As far as education goes, I can tell you right away why education is in the crapper, and it has nothing to do with the people running this country. It has to do with the teachers to some extent (because they whine like the students they themselves teach), but mostly it's the parents. Teachers give a child anything other than an A and parents are up in arms because obviously their child is really smart but this teacher just can't teach and obviously this is a bad teacher because of it. Give me a break. The pressure that is put on teachers to grade a certain way is why children are leaving classrooms without truly learning the material (and therefore failing those exams you mentioned) AND is why the most talented individuals have no desire to teach America's youth. So the solution is easy; tell parents they've overstepped their bounds and toughen up schools. But that solution is not practical, so we're stuck with what we have. I'd be interested to hear....what does mainstream America think we should do? If we've all got it so wrong then step up to the plate and show us how it's done.

The war on poverty would be handled poorly by anyone, although again I'd love to hear some practical solutions.
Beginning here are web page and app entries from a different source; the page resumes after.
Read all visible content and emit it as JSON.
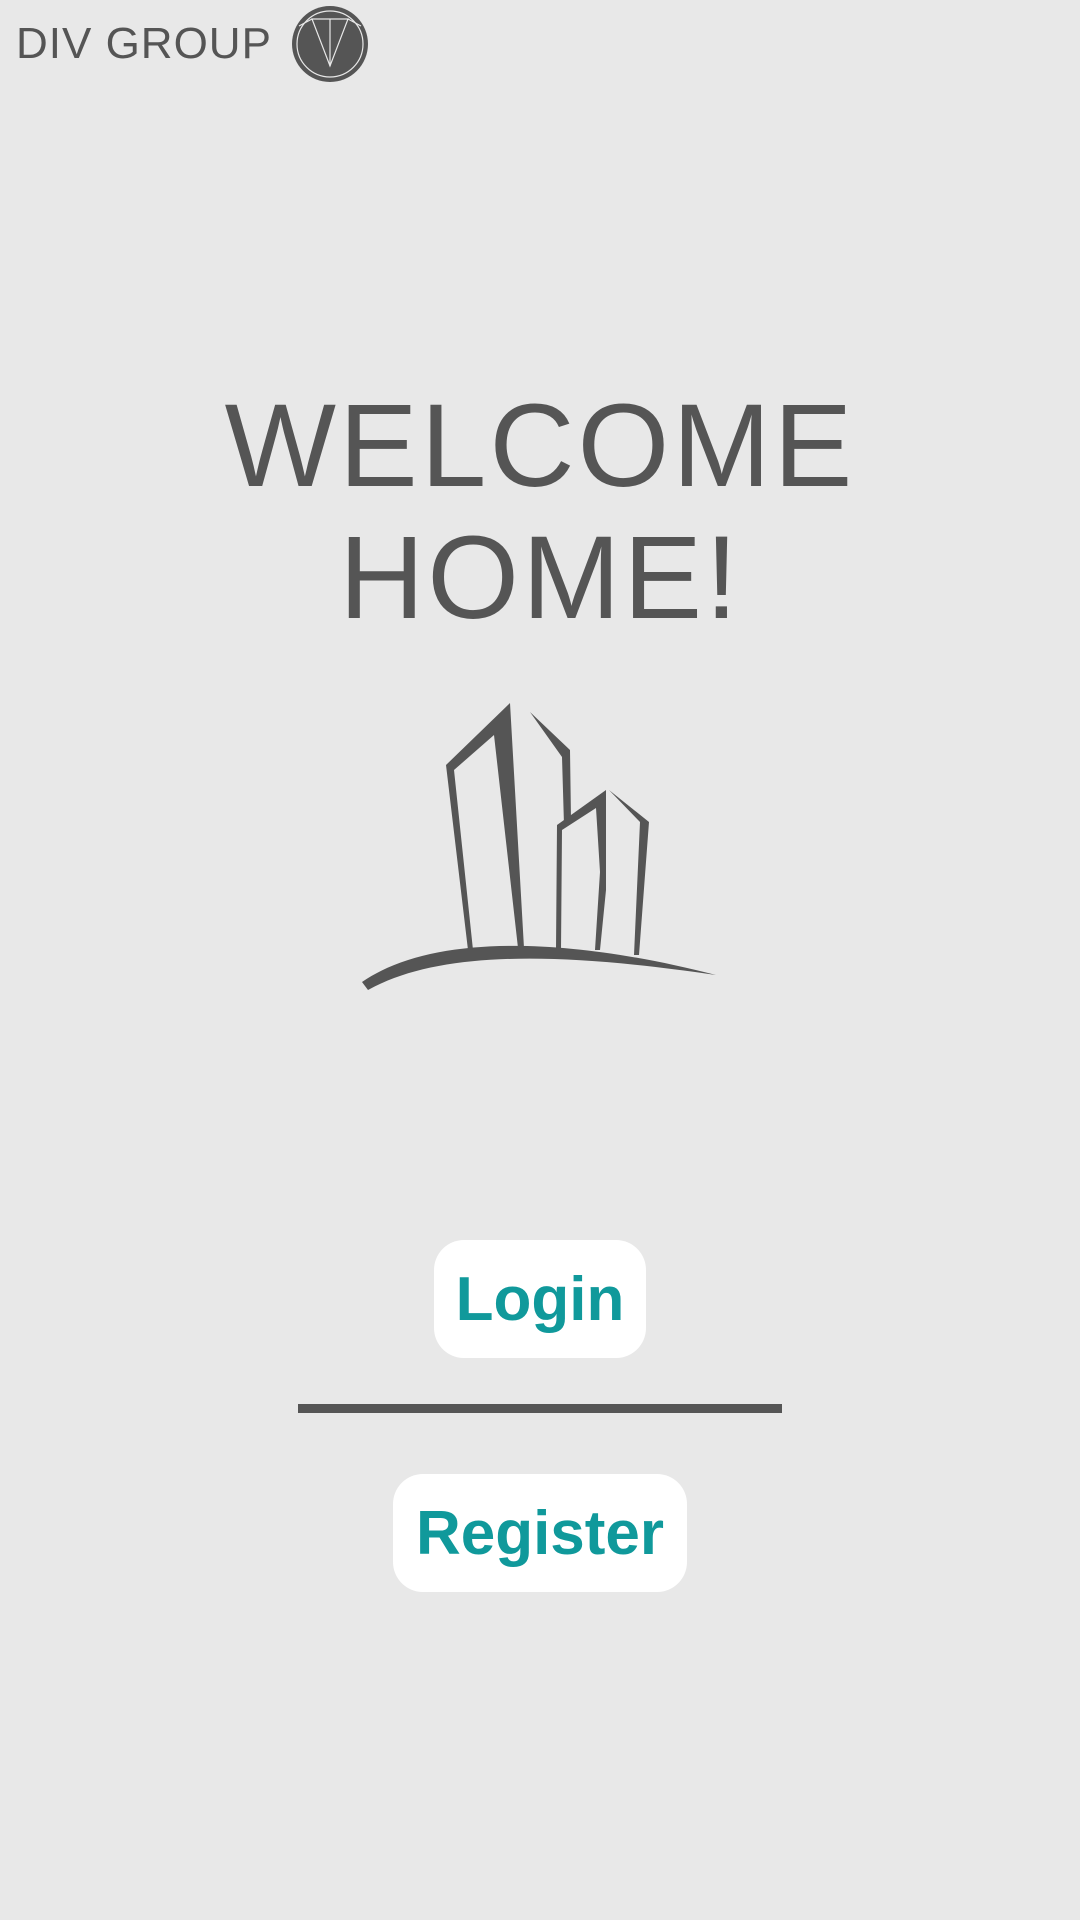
{
  "header": {
    "brand_name": "DIV GROUP",
    "logo_icon": "div-group-logo-icon"
  },
  "welcome": {
    "line1": "WELCOME",
    "line2": "HOME!"
  },
  "illustration": {
    "icon": "city-skyline-icon"
  },
  "actions": {
    "login_label": "Login",
    "register_label": "Register"
  },
  "colors": {
    "background": "#e8e8e8",
    "text": "#555555",
    "accent": "#10999b",
    "button_bg": "#ffffff"
  }
}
Same with the housing market (although again mainstream America gets to shoulder part of this blame also).

Rebecca Burlingame writes "What's more, those who have been "educated" by the teachers don't feel they can stay to enrich their own community, they always have to find some other place to make a living...more individual wealth leaving communities permanently, property taxes paid for that. And yet rural America hears of the America that thrives every day and wonders why it was brought up to believe that it was somehow supposed to be a part of it." It sounds like you're coming very close to suggesting that those educated by a community "owe" the community. I absolutely reject that idea. I grew up in Hinkley, CA (just outside of Barstow, CA if you're familiar with that area), which is an extremely small town. Why should I ever be expected to go back there if I don't want to? That's just ridiculous. And if that's not what you're suggesting then I don't really understand the point of your comment. Yeah, it sucks that people choose to leave, but what do you suggest we do about it? Short of forcing people to stay, there's nothing you can do.

Again, it seems like you guys all think the nation's educated owe you their talents (i.e. that they should make themselves aware of what it's like to be you so that they can make the decisions you want them to make). You treat us like we are resources at our disposal. I really do hope you all choose to re-evaluate your position on this, because your line of thinking is dangerous.

Comments for this entry have been closed
Return to top